This means that if you cut off their income, they will run out of cash within 27 days. As we face layoffs across the country and a very tight job market in which to find a new position, it is not surprising that people are going into a crisis mode.
If you find yourself suddenly being one of these unfortunate statistics, there are several steps you can take that may help.
First and foremost, don’t panic. Fear is never your friend, and panic always produces pain. Calmly take inventory of your current situation, and try to rationally and creatively answer the following questions:
What are my options? Consider housing, transportation, employment, income opportunities, short term cash flow.
What are the benefits to this situation? New perspective? Full evaluation of all options? Learning opportunity for you? Teaching opportunity for others?
How can you avoid this situation in the future, and what opportunities exist in helping others avoid challenges or recover from them?
List ways you can protect your attitude and the attitude of those around you during this challenge.
When looking back on a crisis situation, most people recognize it in hindsight as a turning point. Many people see the crisis as the beginning of a long downhill slide in their personal and professional life. Other people actually view the past crisis and preceding challenging times as a beneficial experience that got them closer to where they really wanted to be.
One of the biggest learning opportunities from these challenging economic times, whether you personally experience a crisis or not, is to commit to building an economic and career safety net around you that will serve you and your family during the next economic downturn.
Any person who goes through this current storm and thinks it will never rain again is destined to become very wet.
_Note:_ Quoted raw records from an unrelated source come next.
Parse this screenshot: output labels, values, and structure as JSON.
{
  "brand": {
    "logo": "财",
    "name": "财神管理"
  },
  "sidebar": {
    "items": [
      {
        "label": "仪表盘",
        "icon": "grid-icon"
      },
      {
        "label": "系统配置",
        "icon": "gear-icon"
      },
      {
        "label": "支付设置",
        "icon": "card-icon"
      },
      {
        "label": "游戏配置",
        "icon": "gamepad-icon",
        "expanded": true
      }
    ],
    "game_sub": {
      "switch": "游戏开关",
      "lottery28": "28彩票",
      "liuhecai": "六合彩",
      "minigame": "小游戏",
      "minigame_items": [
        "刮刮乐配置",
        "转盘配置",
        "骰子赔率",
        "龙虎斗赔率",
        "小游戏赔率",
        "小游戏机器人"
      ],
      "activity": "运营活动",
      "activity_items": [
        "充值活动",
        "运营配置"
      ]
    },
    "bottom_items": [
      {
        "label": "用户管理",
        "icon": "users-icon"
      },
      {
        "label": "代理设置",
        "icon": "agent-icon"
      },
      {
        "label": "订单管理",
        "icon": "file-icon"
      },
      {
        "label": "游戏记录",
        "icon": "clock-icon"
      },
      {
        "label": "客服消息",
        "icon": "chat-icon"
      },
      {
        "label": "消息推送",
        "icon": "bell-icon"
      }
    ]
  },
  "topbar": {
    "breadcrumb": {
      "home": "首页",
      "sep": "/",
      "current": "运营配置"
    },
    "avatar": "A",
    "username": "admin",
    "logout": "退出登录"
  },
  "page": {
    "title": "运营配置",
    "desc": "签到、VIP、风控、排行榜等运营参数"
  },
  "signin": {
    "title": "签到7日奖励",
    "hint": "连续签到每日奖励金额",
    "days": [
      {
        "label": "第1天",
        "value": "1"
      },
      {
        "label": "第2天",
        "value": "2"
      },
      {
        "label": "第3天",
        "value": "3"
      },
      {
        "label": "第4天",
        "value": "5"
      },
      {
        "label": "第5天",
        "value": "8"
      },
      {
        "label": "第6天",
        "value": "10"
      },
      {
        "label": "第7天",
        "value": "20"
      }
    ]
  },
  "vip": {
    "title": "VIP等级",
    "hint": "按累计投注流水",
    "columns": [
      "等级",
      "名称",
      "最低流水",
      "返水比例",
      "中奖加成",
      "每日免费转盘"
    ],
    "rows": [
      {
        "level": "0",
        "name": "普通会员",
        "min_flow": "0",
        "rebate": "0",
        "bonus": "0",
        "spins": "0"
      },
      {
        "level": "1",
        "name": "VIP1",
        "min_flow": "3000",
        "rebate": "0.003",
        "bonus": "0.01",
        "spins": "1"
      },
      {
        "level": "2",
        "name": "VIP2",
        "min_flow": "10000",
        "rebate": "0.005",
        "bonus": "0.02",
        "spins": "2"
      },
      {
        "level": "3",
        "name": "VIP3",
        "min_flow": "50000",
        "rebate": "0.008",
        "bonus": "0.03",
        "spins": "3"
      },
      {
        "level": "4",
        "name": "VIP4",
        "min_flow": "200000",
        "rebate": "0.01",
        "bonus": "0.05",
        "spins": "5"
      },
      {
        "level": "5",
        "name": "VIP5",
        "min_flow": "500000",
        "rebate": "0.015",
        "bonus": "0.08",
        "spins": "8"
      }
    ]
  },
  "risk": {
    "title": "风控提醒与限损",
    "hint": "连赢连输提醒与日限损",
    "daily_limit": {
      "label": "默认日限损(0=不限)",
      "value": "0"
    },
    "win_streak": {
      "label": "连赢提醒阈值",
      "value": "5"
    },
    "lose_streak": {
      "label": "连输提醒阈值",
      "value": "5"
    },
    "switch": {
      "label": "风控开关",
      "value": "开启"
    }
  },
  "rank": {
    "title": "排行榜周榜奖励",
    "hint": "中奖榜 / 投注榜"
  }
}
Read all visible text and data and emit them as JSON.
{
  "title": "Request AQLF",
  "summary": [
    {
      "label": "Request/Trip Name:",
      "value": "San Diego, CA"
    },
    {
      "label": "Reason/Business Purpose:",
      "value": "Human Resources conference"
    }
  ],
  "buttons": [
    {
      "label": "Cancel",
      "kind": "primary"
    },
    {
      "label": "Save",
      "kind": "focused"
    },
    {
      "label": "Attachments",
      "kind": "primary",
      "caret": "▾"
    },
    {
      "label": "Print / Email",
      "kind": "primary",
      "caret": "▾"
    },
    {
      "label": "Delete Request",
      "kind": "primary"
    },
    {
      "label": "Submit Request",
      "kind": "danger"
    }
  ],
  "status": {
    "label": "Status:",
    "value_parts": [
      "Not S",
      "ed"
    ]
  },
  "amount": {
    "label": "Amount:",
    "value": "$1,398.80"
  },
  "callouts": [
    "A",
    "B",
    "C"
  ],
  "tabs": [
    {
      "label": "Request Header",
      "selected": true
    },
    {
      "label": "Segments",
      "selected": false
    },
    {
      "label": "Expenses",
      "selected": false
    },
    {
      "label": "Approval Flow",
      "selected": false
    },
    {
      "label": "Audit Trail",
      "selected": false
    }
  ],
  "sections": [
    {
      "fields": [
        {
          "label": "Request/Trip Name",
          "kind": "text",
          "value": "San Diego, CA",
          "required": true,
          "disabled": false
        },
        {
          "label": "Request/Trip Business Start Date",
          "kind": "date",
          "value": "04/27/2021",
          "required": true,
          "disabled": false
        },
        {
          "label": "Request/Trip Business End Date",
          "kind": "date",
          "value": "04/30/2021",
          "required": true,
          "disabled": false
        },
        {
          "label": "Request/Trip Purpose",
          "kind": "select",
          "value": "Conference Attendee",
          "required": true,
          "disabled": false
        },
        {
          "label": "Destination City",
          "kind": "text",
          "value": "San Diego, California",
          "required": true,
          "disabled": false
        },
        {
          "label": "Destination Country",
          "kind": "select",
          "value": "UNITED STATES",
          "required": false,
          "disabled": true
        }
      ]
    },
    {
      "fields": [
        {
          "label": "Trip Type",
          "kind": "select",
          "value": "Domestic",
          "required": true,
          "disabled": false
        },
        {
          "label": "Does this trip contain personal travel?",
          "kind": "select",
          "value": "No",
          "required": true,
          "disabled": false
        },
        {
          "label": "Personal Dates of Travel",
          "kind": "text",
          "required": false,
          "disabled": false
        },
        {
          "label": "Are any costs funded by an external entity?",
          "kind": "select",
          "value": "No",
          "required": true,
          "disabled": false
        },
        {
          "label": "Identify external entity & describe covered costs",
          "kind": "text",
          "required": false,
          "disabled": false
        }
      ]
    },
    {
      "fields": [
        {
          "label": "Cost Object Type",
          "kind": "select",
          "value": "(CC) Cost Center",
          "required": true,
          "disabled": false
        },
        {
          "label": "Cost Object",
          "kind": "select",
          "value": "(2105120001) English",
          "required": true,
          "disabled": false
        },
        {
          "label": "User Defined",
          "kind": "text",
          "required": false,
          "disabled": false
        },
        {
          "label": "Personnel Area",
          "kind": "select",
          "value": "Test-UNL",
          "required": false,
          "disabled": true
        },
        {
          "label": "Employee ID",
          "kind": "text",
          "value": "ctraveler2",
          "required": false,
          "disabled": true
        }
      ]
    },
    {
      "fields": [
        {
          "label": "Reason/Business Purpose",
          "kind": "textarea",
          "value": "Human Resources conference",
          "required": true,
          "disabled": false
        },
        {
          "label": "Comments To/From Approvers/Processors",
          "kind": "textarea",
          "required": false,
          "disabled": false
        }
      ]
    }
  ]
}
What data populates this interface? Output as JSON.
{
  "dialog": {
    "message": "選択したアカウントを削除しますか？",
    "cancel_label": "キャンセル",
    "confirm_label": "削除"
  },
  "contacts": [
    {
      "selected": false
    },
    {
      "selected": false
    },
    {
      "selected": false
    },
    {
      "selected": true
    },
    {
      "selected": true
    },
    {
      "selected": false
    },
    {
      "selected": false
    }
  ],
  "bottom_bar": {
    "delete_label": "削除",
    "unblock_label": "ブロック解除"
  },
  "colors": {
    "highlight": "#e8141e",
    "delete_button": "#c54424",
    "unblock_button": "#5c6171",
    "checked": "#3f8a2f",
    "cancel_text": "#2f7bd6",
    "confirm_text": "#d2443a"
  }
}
This is the opportunity to seek shelter and find a permanent umbrella to protect your dreams and goals from now on.
As you go through the day today, see the current crisis as an opportunity, and commit to being prepared for the next crisis.
Today’s the day!
Jim Stovall is the president of Narrative Television Network, as well as a published author of many books including The Ultimate Gift. He is also a columnist and motivational speaker. He may be reached at 5840 South Memorial Drive, Suite 312, Tulsa, OK 74145-9082, or by e-mail Jim@JimStovall.com.